TASK GOAL:
All lines in the data that hold the word "https" need copying.

ENTRIES PROVIDED:
--------------------

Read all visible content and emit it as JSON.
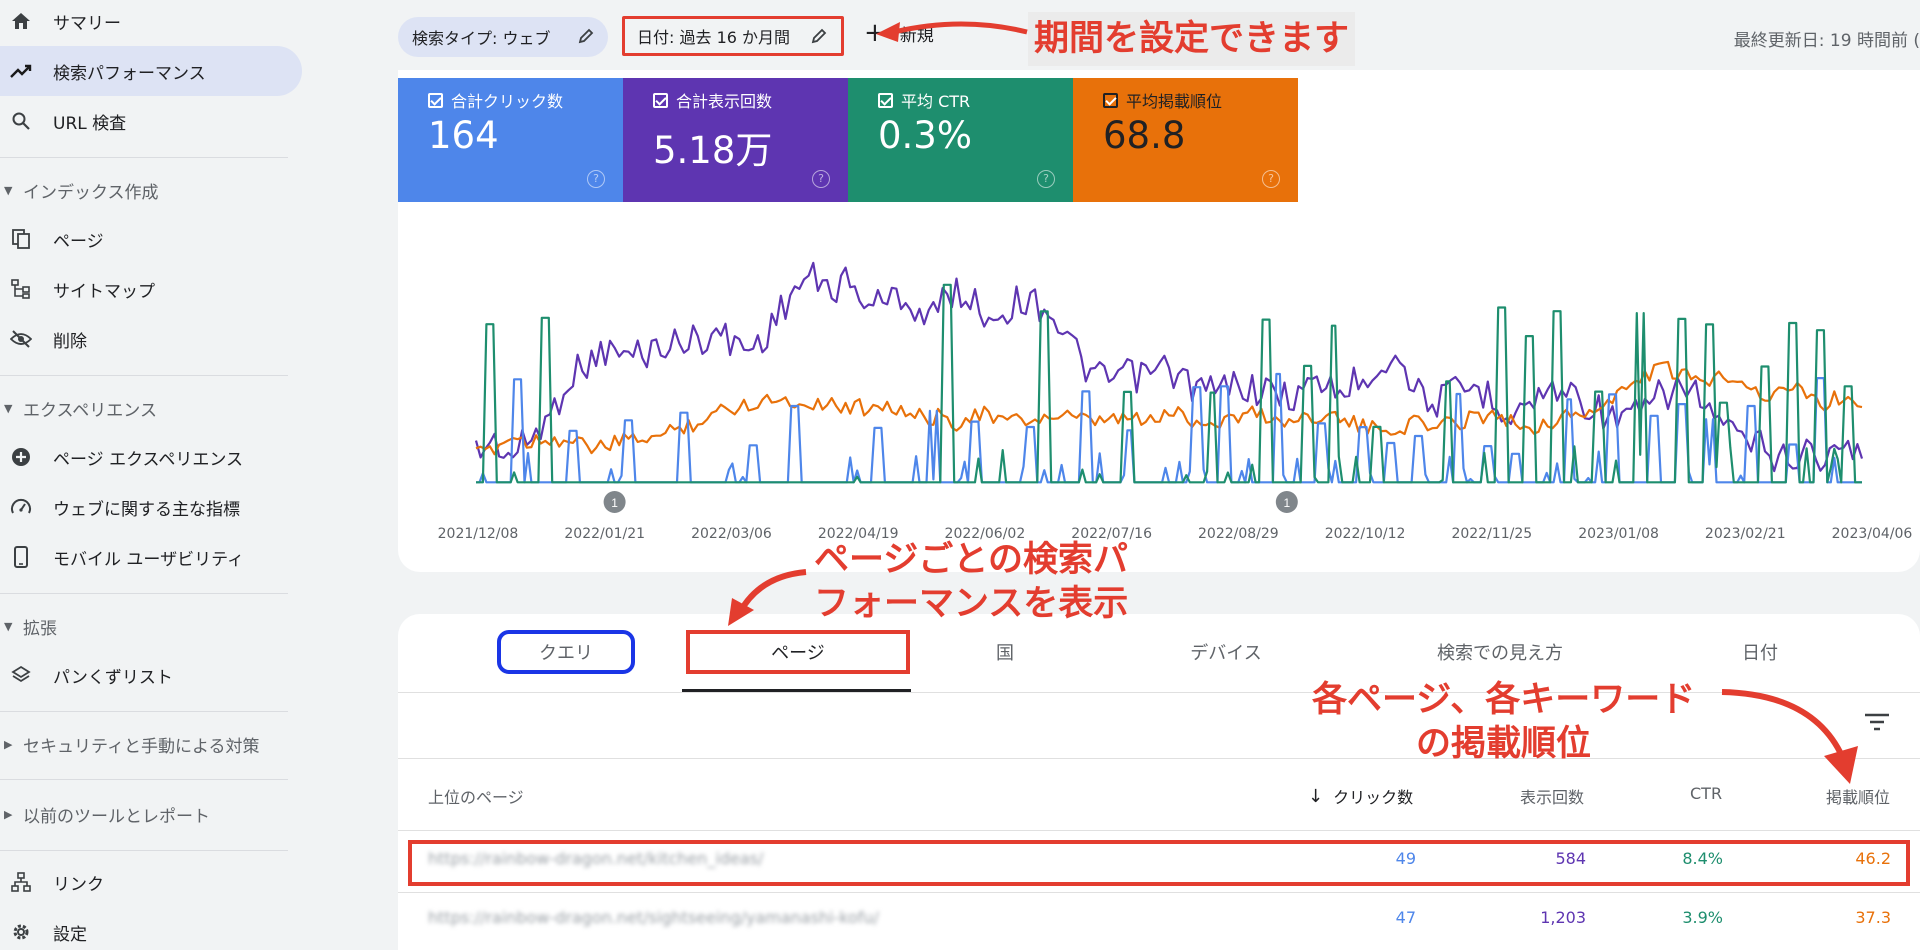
{
  "sidebar": {
    "items": [
      {
        "label": "サマリー"
      },
      {
        "label": "検索パフォーマンス"
      },
      {
        "label": "URL 検査"
      },
      {
        "label": "ページ"
      },
      {
        "label": "サイトマップ"
      },
      {
        "label": "削除"
      },
      {
        "label": "ページ エクスペリエンス"
      },
      {
        "label": "ウェブに関する主な指標"
      },
      {
        "label": "モバイル ユーザビリティ"
      },
      {
        "label": "パンくずリスト"
      },
      {
        "label": "リンク"
      },
      {
        "label": "設定"
      }
    ],
    "sections": [
      {
        "label": "インデックス作成"
      },
      {
        "label": "エクスペリエンス"
      },
      {
        "label": "拡張"
      },
      {
        "label": "セキュリティと手動による対策"
      },
      {
        "label": "以前のツールとレポート"
      }
    ]
  },
  "topbar": {
    "search_type": "検索タイプ: ウェブ",
    "date_filter": "日付: 過去 16 か月間",
    "new_label": "新規",
    "last_updated": "最終更新日: 19 時間前 ("
  },
  "metrics": [
    {
      "label": "合計クリック数",
      "value": "164",
      "color": "#4e86ea"
    },
    {
      "label": "合計表示回数",
      "value": "5.18万",
      "color": "#5e35b1"
    },
    {
      "label": "平均 CTR",
      "value": "0.3%",
      "color": "#1e8e6e"
    },
    {
      "label": "平均掲載順位",
      "value": "68.8",
      "color": "#e8710a"
    }
  ],
  "chart_data": {
    "type": "line",
    "x_tick_labels": [
      "2021/12/08",
      "2022/01/21",
      "2022/03/06",
      "2022/04/19",
      "2022/06/02",
      "2022/07/16",
      "2022/08/29",
      "2022/10/12",
      "2022/11/25",
      "2023/01/08",
      "2023/02/21",
      "2023/04/06"
    ],
    "annotations": [
      "1",
      "1"
    ],
    "series": [
      {
        "color": "#5e35b1",
        "shape": [
          0.86,
          0.82,
          0.88,
          0.8,
          0.72,
          0.56,
          0.5,
          0.45,
          0.47,
          0.46,
          0.43,
          0.42,
          0.4,
          0.38,
          0.42,
          0.44,
          0.35,
          0.22,
          0.15,
          0.2,
          0.17,
          0.24,
          0.26,
          0.22,
          0.3,
          0.28,
          0.2,
          0.26,
          0.32,
          0.26,
          0.24,
          0.28,
          0.4,
          0.52,
          0.58,
          0.54,
          0.56,
          0.52,
          0.55,
          0.6,
          0.62,
          0.58,
          0.6,
          0.62,
          0.64,
          0.6,
          0.58,
          0.62,
          0.55,
          0.5,
          0.48,
          0.62,
          0.66,
          0.62,
          0.6,
          0.64,
          0.7,
          0.66,
          0.62,
          0.6,
          0.66,
          0.7,
          0.74,
          0.7,
          0.64,
          0.6,
          0.62,
          0.72,
          0.8,
          0.82,
          0.86,
          0.9,
          0.84,
          0.9,
          0.84,
          0.88
        ]
      },
      {
        "color": "#e8710a",
        "shape": [
          0.88,
          0.84,
          0.8,
          0.82,
          0.8,
          0.82,
          0.84,
          0.84,
          0.82,
          0.8,
          0.8,
          0.76,
          0.74,
          0.7,
          0.68,
          0.66,
          0.64,
          0.66,
          0.66,
          0.66,
          0.68,
          0.68,
          0.66,
          0.7,
          0.72,
          0.72,
          0.74,
          0.7,
          0.72,
          0.74,
          0.73,
          0.72,
          0.72,
          0.74,
          0.74,
          0.72,
          0.74,
          0.72,
          0.7,
          0.74,
          0.74,
          0.72,
          0.7,
          0.72,
          0.74,
          0.72,
          0.7,
          0.74,
          0.76,
          0.78,
          0.76,
          0.74,
          0.76,
          0.74,
          0.72,
          0.7,
          0.74,
          0.76,
          0.74,
          0.72,
          0.7,
          0.68,
          0.62,
          0.56,
          0.52,
          0.54,
          0.58,
          0.56,
          0.54,
          0.6,
          0.64,
          0.6,
          0.62,
          0.66,
          0.64,
          0.66
        ]
      },
      {
        "color": "#4e86ea",
        "spikes": [
          0.03,
          0.07,
          0.11,
          0.15,
          0.2,
          0.23,
          0.29,
          0.33,
          0.36,
          0.4,
          0.44,
          0.47,
          0.52,
          0.54,
          0.58,
          0.61,
          0.64,
          0.66,
          0.68,
          0.71,
          0.73,
          0.75,
          0.79,
          0.82,
          0.85,
          0.87,
          0.89,
          0.92,
          0.95,
          0.97
        ]
      },
      {
        "color": "#1e8e6e",
        "spikes": [
          0.01,
          0.05,
          0.34,
          0.41,
          0.47,
          0.53,
          0.57,
          0.6,
          0.62,
          0.65,
          0.7,
          0.74,
          0.76,
          0.78,
          0.81,
          0.84,
          0.87,
          0.89,
          0.9,
          0.93,
          0.95,
          0.97,
          0.99
        ]
      }
    ]
  },
  "tabs": [
    {
      "label": "クエリ"
    },
    {
      "label": "ページ"
    },
    {
      "label": "国"
    },
    {
      "label": "デバイス"
    },
    {
      "label": "検索での見え方"
    },
    {
      "label": "日付"
    }
  ],
  "table": {
    "columns": [
      "上位のページ",
      "クリック数",
      "表示回数",
      "CTR",
      "掲載順位"
    ],
    "rows": [
      {
        "page": "https://rainbow-dragon.net/kitchen_ideas/",
        "clicks": "49",
        "impressions": "584",
        "ctr": "8.4%",
        "position": "46.2"
      },
      {
        "page": "https://rainbow-dragon.net/sightseeing/yamanashi-kofu/",
        "clicks": "47",
        "impressions": "1,203",
        "ctr": "3.9%",
        "position": "37.3"
      }
    ]
  },
  "annotations": {
    "date_note": "期間を設定できます",
    "page_note_1": "ページごとの検索パ",
    "page_note_2": "フォーマンスを表示",
    "rank_note_1": "各ページ、各キーワード",
    "rank_note_2": "の掲載順位"
  },
  "colors": {
    "annotation_red": "#e33d2f",
    "annotation_blue": "#1a35e6"
  }
}
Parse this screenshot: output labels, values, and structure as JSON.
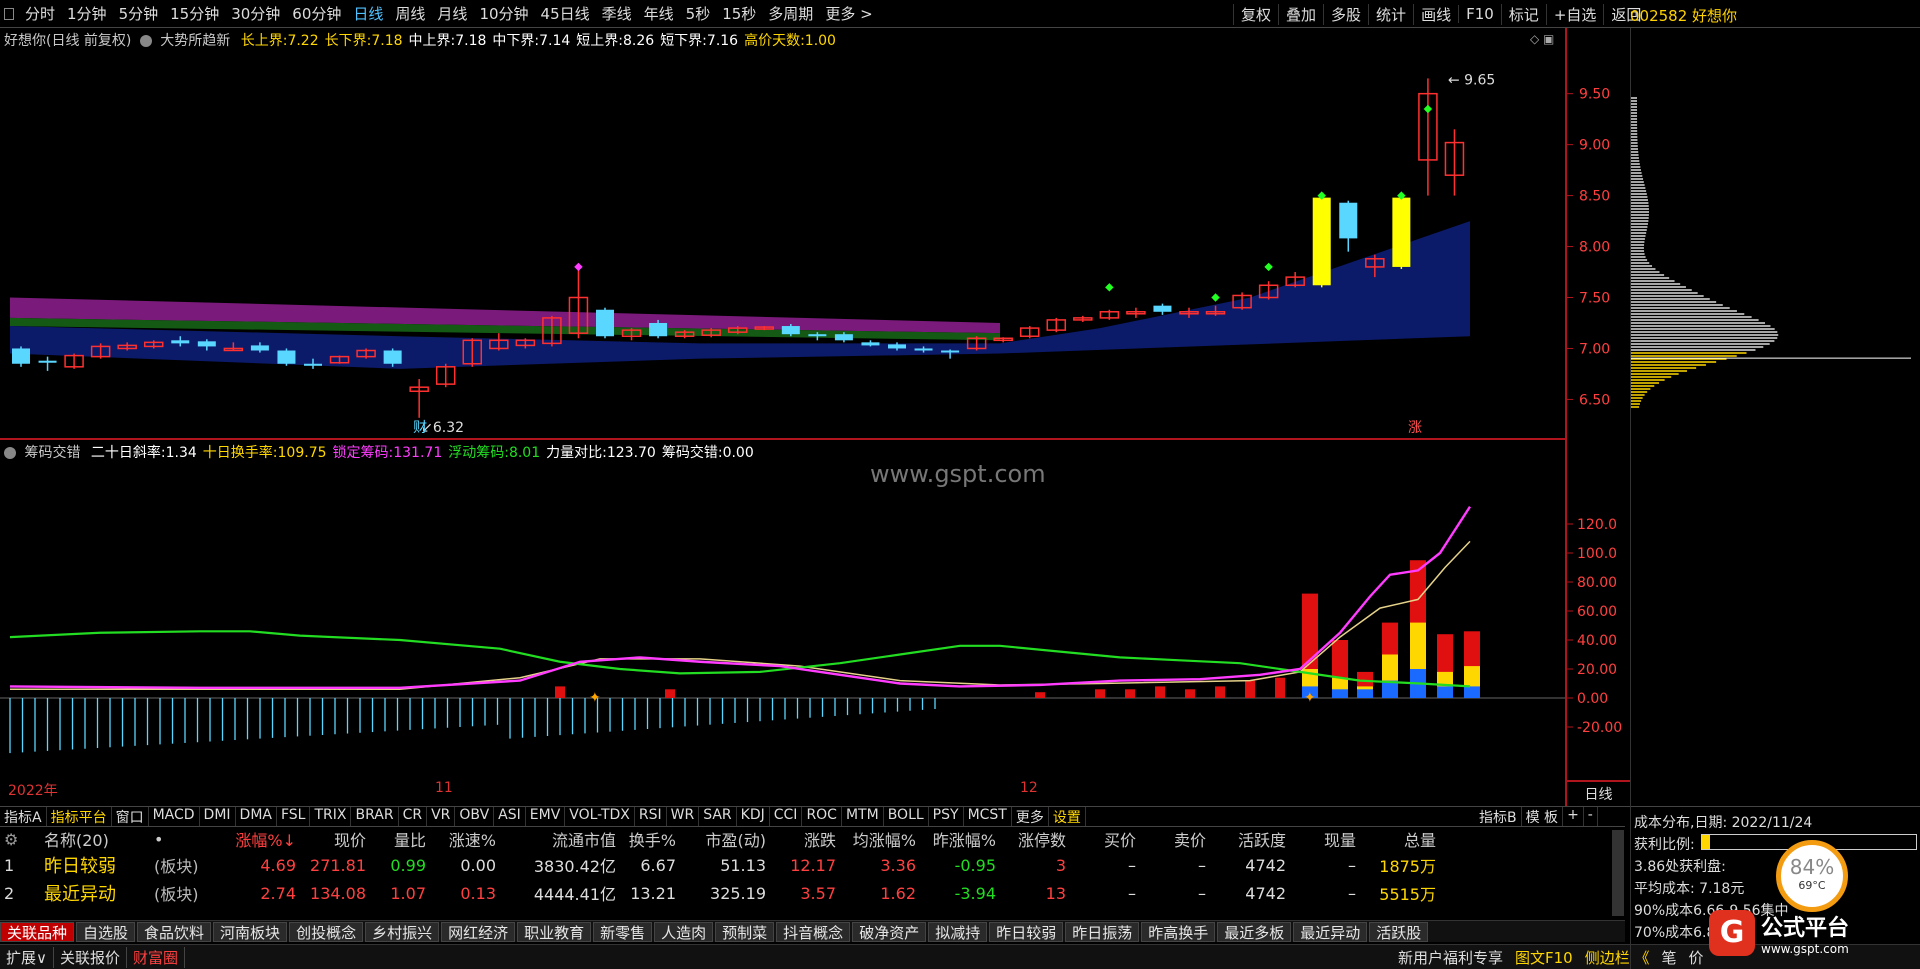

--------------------

SOLUTION TO THIS PROBLEM:
        "page": "https://rainbow-dragon.net/kitchen_ideas/",
        "page": "https://rainbow-dragon.net/sightseeing/yamanashi-kofu/",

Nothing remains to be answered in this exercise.